Major presidential appointments, such as cabinet posts, ambassadorships, and the federal courts, must be approved by the Senate.
This is a constitutional duty.
Most presidential appointments have proceeded without incident, but in recent administrations appointments have become more political.
The confirmation powers of the senators can be used to do more than advise on and consent to appointments.
They often tie up appointments because they oppose the nominee on account of his or her ideology or because they want to extract promises and commitments from the president.
The opposing party's senators are quick to object to many of the president's appointees.
What's at stake.
The Senate loses the important norm of cooperation with the president on judicial appointments, setting a dangerous precedent for future appointments under divided government.
The ability of the Senate to block the appointments of presidents is incredibly frustrating, as it prevents agencies and courts from taking care of their business.
When the Senate is not in session, a provision in the constitution allows presidents to make temporary appointments without Senate approval.
The purpose of the recess appointments was to allow presidents to fill vacancies in an era when the Senate might take a long time to convene.
Even when they are not in Washington, the senators keep the Senate in session on a technicality because they want to deny a president the chance to make a recess appointment.
President Obama argued that Congress was in recess when it made several appointments, some of which were challenged in court.
The difference in constituencies is a final built-in source of institutional conflict between Congress and the president.
Presidents look at each policy in terms of a national constituency and their own policy program, whereas members of Congress take a different view.
Clean air may be a national priority for the president.

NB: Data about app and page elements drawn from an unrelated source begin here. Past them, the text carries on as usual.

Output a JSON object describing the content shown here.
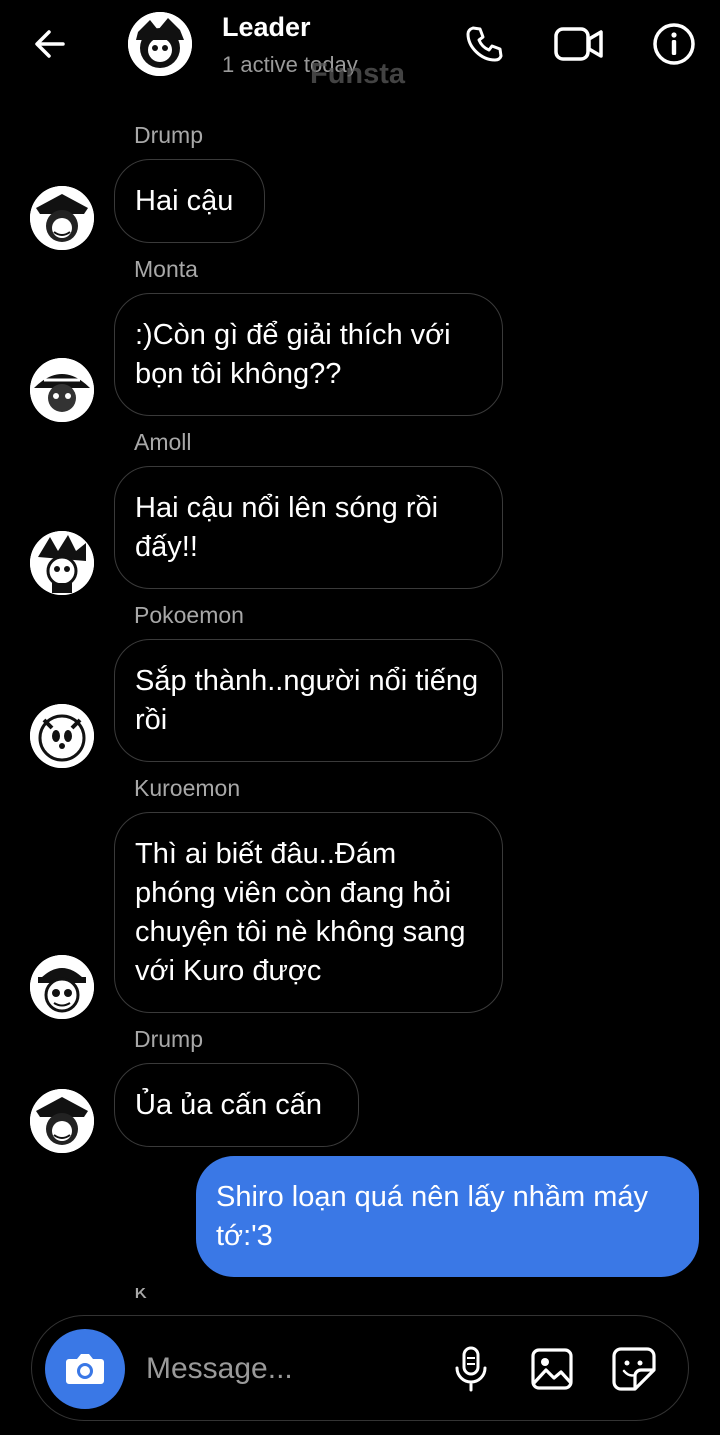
{
  "header": {
    "title": "Leader",
    "subtitle": "1 active today",
    "watermark": "Funsta",
    "icons": [
      "back-arrow-icon",
      "phone-icon",
      "video-camera-icon",
      "info-icon"
    ]
  },
  "messages": [
    {
      "sender": "Drump",
      "text": "Hai cậu"
    },
    {
      "sender": "Monta",
      "text": ":)Còn gì để giải thích với bọn tôi không??"
    },
    {
      "sender": "Amoll",
      "text": "Hai cậu nổi lên sóng rồi đấy!!"
    },
    {
      "sender": "Pokoemon",
      "text": "Sắp thành..người nổi tiếng rồi"
    },
    {
      "sender": "Kuroemon",
      "text": "Thì ai biết đâu..Đám phóng viên còn đang hỏi chuyện tôi nè không sang với Kuro được"
    },
    {
      "sender": "Drump",
      "text": "Ủa ủa cấn cấn"
    }
  ],
  "outgoing": {
    "text": "Shiro loạn quá nên lấy nhầm máy tớ:'3"
  },
  "next_sender_peek": "K",
  "composer": {
    "placeholder": "Message...",
    "icons": [
      "camera-icon",
      "microphone-icon",
      "gallery-icon",
      "sticker-icon"
    ]
  },
  "colors": {
    "background": "#000000",
    "accent": "#3a78e6",
    "muted": "#a8a8a8",
    "bubble_border": "#3a3a3a"
  }
}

If a clean air bill is passed, some members of Congress might have to close factories in their districts because it would not be profitable to bring them up to emissions standards, or shut down soft coal mines because the bill would kill the market for high-sulfur coal.
Within an era of hyperpartisanship, opposition members can get their bases excited just by opposing the president's agenda.
Public policy looks very different from the perspective of congressional offices than it does from the Oval Office.
Congress makes the laws and the courts interpret them, that's what the constitutional relationship between the federal courts and Congress is all about.
The power of judicial review is not mentioned in the Constitution, but the Supreme Court has the job of deciding if laws and procedures are consistent with the Constitution.
The judiciary is independent of the other branches, but this selfsufficiency is only a matter of degree.
Congress is charged with setting up the lower federal courts and determining the salaries for judges, with the interesting constitutional provision that a judge's salary cannot be cut.
Congress has the power to decide which courts hear which cases.
Congress exerts power over the courts by passing laws that limit the courts' discretion to rule or impose sentences as judges think best.
In the 1980s, Congress passed strict drug laws that required mandatory sentences for offenders, but judges could not sentence someone for less than the minimum time that Congress defined in legislation.
Congress can remove the ability of federal courts and the Supreme Court to interpret constitutional issues by trying to amend the Constitution.
The Constitution gives both the House and the Senate great power, but it is done in a backhanded way known as checks and balances.
The Senate and the House have the same lawmaking functions, but they have to approve legislation.
They are checked by the courts and the president.
The legislature can't operate without the cooperation of the other two branches if it can demonstrate unusual internal strength and consensus.
There are checks and balances between the executive and judicial branches.